Scientists generated functional β (beta) cells from the skin cells of people with type 1 diabetes. In type 1 diabetes, a misguided attack by the immune system leads to destruction of insulin-producing β cells found in clusters called islets in the pancreas. Although administration of insulin via injections or a pump is life-saving, it does not mimic the exquisite blood glucose (sugar) control of the pancreas. Therefore, scientists are pursuing strategies to replace the destroyed β cells. One way to do that is through islet transplantation—an experimental procedure using islets from a cadaveric donor. The procedure has shown promise for people with difficult-to-control diabetes, but has significant challenges: donor islet tissue is limited, and immunosuppressive medications, which have toxic side effects, are required to prevent rejection of tissue transplanted from another individual. Toward overcoming the first barrier, scientists recently developed a new laboratory production method to make large quantities of β cells—called stem-cell derived β (SC-β) cells—from human stem cells. This method could, with further development, be used to make β cells from a sample of cells from a person with type 1 diabetes in the quantities needed for transplantation back into that same person. These cells would likely require protection from the autoimmune attack, but might not require toxic immunosuppressive medications to prevent rejection of the tissue.
To investigate this possibility, in new research, scientists used skin cells from three people with type 1 diabetes (T1D cells) and three people without diabetes (ND cells). By introducing specific factors into these cells and using the new large-scale production method they developed, they made the skin cells become stem cells—cells that could subsequently become any cell type. They then, by introducing other factors, coaxed these stem cells to become SC-β cells (T1D SC-β cells and ND SC-β cells). Cells from the two different origins showed no differences in the ability to become SC-β cells, indicating for the first time that cells from a person with type 1 diabetes could be used to make SC-β cells.
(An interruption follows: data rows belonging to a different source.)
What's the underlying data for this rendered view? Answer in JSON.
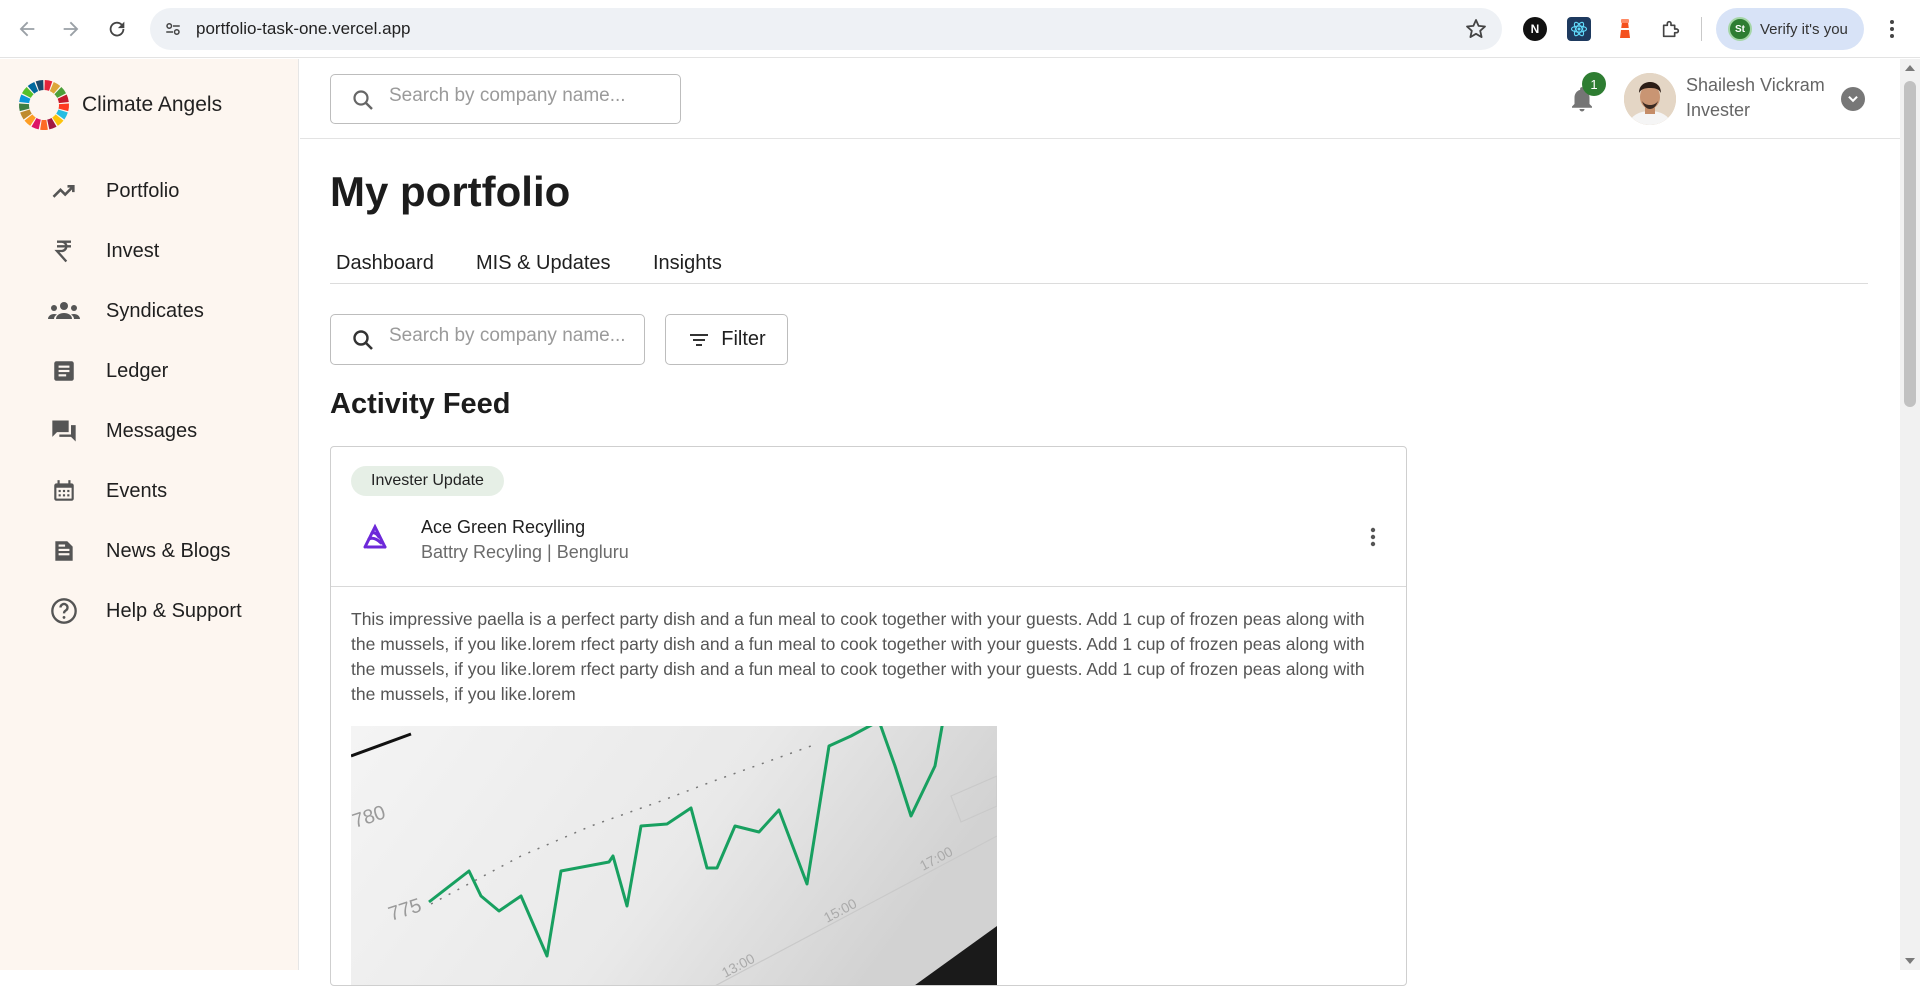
{
  "browser": {
    "url": "portfolio-task-one.vercel.app",
    "verify_label": "Verify it's you",
    "extensions": [
      "notion-icon",
      "react-icon",
      "lighthouse-icon",
      "puzzle-icon"
    ]
  },
  "sidebar": {
    "brand": "Climate Angels",
    "items": [
      {
        "label": "Portfolio",
        "icon": "trending-up-icon"
      },
      {
        "label": "Invest",
        "icon": "rupee-icon"
      },
      {
        "label": "Syndicates",
        "icon": "groups-icon"
      },
      {
        "label": "Ledger",
        "icon": "ledger-icon"
      },
      {
        "label": "Messages",
        "icon": "messages-icon"
      },
      {
        "label": "Events",
        "icon": "calendar-icon"
      },
      {
        "label": "News & Blogs",
        "icon": "article-icon"
      },
      {
        "label": "Help & Support",
        "icon": "help-icon"
      }
    ]
  },
  "topbar": {
    "search_placeholder": "Search by company name...",
    "notification_count": "1",
    "user_name": "Shailesh Vickram",
    "user_role": "Invester"
  },
  "main": {
    "title": "My portfolio",
    "tabs": [
      "Dashboard",
      "MIS & Updates",
      "Insights"
    ],
    "search_placeholder": "Search by company name...",
    "filter_label": "Filter",
    "feed_title": "Activity Feed"
  },
  "card": {
    "chip": "Invester Update",
    "company_name": "Ace Green Recylling",
    "company_meta": "Battry Recyling | Bengluru",
    "body": "This impressive paella is a perfect party dish and a fun meal to cook together with your guests. Add 1 cup of frozen peas along with the mussels, if you like.lorem rfect party dish and a fun meal to cook together with your guests. Add 1 cup of frozen peas along with the mussels, if you like.lorem rfect party dish and a fun meal to cook together with your guests. Add 1 cup of frozen peas along with the mussels, if you like.lorem",
    "image": {
      "tick_labels": [
        "780",
        "775",
        "13:00",
        "15:00",
        "17:00"
      ]
    }
  },
  "colors": {
    "sidebar_bg": "#fdf6f0",
    "accent_green": "#2e7d32",
    "chip_bg": "#e6efe6",
    "logo_purple": "#6d28d9"
  }
}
Next, the scientists demonstrated that the T1D SC-β cells functioned like healthy β cells. For example, in laboratory culture, T1D SC-β cells secreted insulin in response to glucose; they also released insulin in response to diabetes drugs that are known to stimulate insulin secretion, demonstrating their potential for use in screening for new diabetes drugs. The T1D SC-β also functioned in live animals: when T1D SC-β cells were transplanted into male mice, they produced insulin in response to glucose and controlled the animals’ blood glucose levels.
Many research questions remain before an SC-β cell transplant procedure will be ready for testing in humans. First, it remains possible that differences between T1D SC-β and ND SC-β cells could appear over a longer time period than in the study. Second, it is not known how the T1D SC-β cells will interact with the recipient’s immune system; for example, it is not yet clear whether these cells could still be rejected, even though they were derived from the recipient’s own cells; and it is likely that these cells would be subject to the same autoimmune attack that destroyed the person’s original β cells. Third, individual differences in type 1 diabetes may affect the production, function, or transplant success of T1D SC-β cells. Thus, further research will illuminate the potential of T1D SC-β cells as a therapy for type 1 diabetes. Nonetheless, these results mark another significant step forward toward a cell therapy for type 1 diabetes, and also provide a valuable resource for drug screening and studying the development of the disease.